James Smith was born in about 1719 in Ireland, then moved to Cheshire County, Pennsylvania with his family when he was between ten and twelve years old. James’s father was a farmer of some success, and this success enabled James to benefit from a good, solid, but simple classical education with the minister of the family’s local church. After this good foundation of education, James studied law at the office of his older brother, George, who kept his own law office in Lancaster, Pennsylvania.
When he was twenty-six years old, James was admitted to the Pennsylvania Bar, whereupon he opened his own law office near Shippensburg in Cumberland County, Pennsylvania. Because this was essentially a frontier area at the time, there was not much law to practice, and James spent much of his time there surveying land instead. While he did practice law sparsely in Cumberland County, he eventually moved to York, Pennsylvania after four or five years in the relative wilderness, so that he would be able to exclusively practice law.
When James was forty-one years old, he married Eleanor Armor, who was the daughter of John Armor of New Castle, Delaware. She was ten years James’s junior. Together, they had five children, only one of whom made it past childhood, married, and had children of her own. Other children of James and Eleanor made it past childhood, but they either did not marry or did marry and did not have children. This child, Mary, had two children who lived past childhood, only one of whom had children of their own, and neither of those children had their own children, so James’s direct line of descent ended after his great-grandchildren.
In the early 1760s, James started an iron foundry, but it was not successful. The market for iron was there, but James put the business in the hands of two overseers who were not good at managing the business. In James’s own words, “one of whom was a knave, and the other a fool.” James lost a substantial sum on this business, but it allowed him to become more known by the public in the area in which he lived. This was important in his political career, which was something he began to take interest in when he became concerned in the early 1770s about the obvious rift between the colonies and Great Britain.
James attended a provincial assembly in 1774, where he submitted a paper he had written that was called Essay on the Constitutional Power of Great Britain over the Colonies in America. In the paper, James advocated for the colonies boycotting all goods from Britain. James believed that this technique would hurt British merchants in a financial way, which would push them to demand that Parliament back away from some or all of the oppressive laws they had passed against the colonies. Coincidentally, this is exactly what the First Continental Congress did in the fall of that year.
Also in 1774, James put together a company of volunteer militiamen in York County, Pennsylvania. The volunteers elected him as their Captain. Thanks to the British pressure on American trade and general freedom, the militia soon grew to enough men to be a battalion, and the battalion chose James as its Commander. Because James was fifty-five years old at this time, he deferred his Commander position to a younger man.
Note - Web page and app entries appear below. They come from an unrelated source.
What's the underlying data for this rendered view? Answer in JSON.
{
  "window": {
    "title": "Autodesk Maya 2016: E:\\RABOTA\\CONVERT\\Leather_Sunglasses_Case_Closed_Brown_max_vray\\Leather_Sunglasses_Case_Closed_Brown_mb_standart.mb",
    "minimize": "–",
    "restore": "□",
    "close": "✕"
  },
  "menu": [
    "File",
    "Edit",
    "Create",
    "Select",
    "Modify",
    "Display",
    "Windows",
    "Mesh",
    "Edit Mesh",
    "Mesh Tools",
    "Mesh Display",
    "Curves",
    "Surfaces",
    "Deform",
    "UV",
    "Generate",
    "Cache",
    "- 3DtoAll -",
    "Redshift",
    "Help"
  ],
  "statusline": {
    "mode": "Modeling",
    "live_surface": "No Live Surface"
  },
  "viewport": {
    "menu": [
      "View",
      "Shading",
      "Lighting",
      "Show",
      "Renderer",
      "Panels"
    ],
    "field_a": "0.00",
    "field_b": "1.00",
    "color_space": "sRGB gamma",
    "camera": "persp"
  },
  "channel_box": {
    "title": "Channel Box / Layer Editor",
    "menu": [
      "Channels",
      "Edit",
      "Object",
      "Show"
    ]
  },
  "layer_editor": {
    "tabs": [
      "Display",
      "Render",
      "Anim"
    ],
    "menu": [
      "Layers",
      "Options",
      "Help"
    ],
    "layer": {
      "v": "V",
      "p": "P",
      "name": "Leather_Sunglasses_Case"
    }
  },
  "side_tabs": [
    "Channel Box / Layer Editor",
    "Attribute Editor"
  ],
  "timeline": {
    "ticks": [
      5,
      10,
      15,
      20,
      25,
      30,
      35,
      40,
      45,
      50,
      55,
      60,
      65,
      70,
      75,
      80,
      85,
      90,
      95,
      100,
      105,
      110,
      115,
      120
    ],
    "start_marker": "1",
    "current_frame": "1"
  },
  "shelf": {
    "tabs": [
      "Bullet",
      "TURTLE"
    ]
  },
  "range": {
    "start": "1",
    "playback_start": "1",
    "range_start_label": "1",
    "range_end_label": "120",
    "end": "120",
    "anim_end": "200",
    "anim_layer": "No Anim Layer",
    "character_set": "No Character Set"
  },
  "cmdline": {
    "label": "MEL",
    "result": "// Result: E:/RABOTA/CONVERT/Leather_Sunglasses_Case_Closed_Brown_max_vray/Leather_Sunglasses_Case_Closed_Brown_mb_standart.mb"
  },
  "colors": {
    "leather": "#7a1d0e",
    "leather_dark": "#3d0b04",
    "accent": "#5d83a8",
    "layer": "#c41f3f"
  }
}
In 1775, James was elected as a delegate to the colonial assembly in Philadelphia. At the assembly, he said that
“if the British administration should determine by force to effect a submission to the late arbitrary acts of the British parliament, in such a situation, we hold it our indispensable duty to resist such force, and at every hazard, to defend the rights and liberties of America.”
These were considered strong words at the time, as many colonists at that time in history were hoping for a reconciliation with Great Britain. This was especially true in Pennsylvania, where many of the citizens were Quakers, and therefore hoping for peace instead of conflict.
James made a name for himself as a voice in favor of American independence while in the colonial assembly. After the proposal for independence by Richard Henry Lee at the Second Continental Congress, and especially after the initial skirmish battles at Lexington and Concord, it became clearer that independence was the only answer. This allowed Pennsylvania to appoint a new slate of delegates to the Continental Congress. Among the new ones was James.
As part of the Second Continental Congress, James was able to become a signer of the Declaration of Independence. After the Declaration was signed, James went with Captain Francis Wade and Dr. Young to York with a printed broadside copy of the Declaration to read to the public in the town square. James served for two years on the Continental Congress, and since the Congress was meeting in Philadelphia, which was near James’s office, he offered his office as a place for the Congress’s Board of War to meet.
At the same time, he was serving in Congress, James also continued to serve on Pennsylvania’s colonial assembly. In 1781, James was elected to be a Brigadier General of the Pennsylvania Militia. At this time, he also went back to practicing law at his own law office. James practiced law until 1800 when he retired at age eighty-one.
In addition to his work on the Continental Congress and the Pennsylvania colonial assembly, James also did a short stint as a judge of the state High Court of Appeals, and did one term in the Pennsylvania State Assembly, after it became a state instead of a colony. In 1785, James was elected to the new United States Congress, but declined to serve because of his age, believing he was too old to participate in such things anymore.
Shortly before James crossed over to the other side, a fire destroyed his office and most of his papers with it, so little is known about his actual life today, besides what was recorded by others. James crossed to the other side in July of 1806 in York, Pennsylvania, and is buried in the First Presbyterian Churchyard there.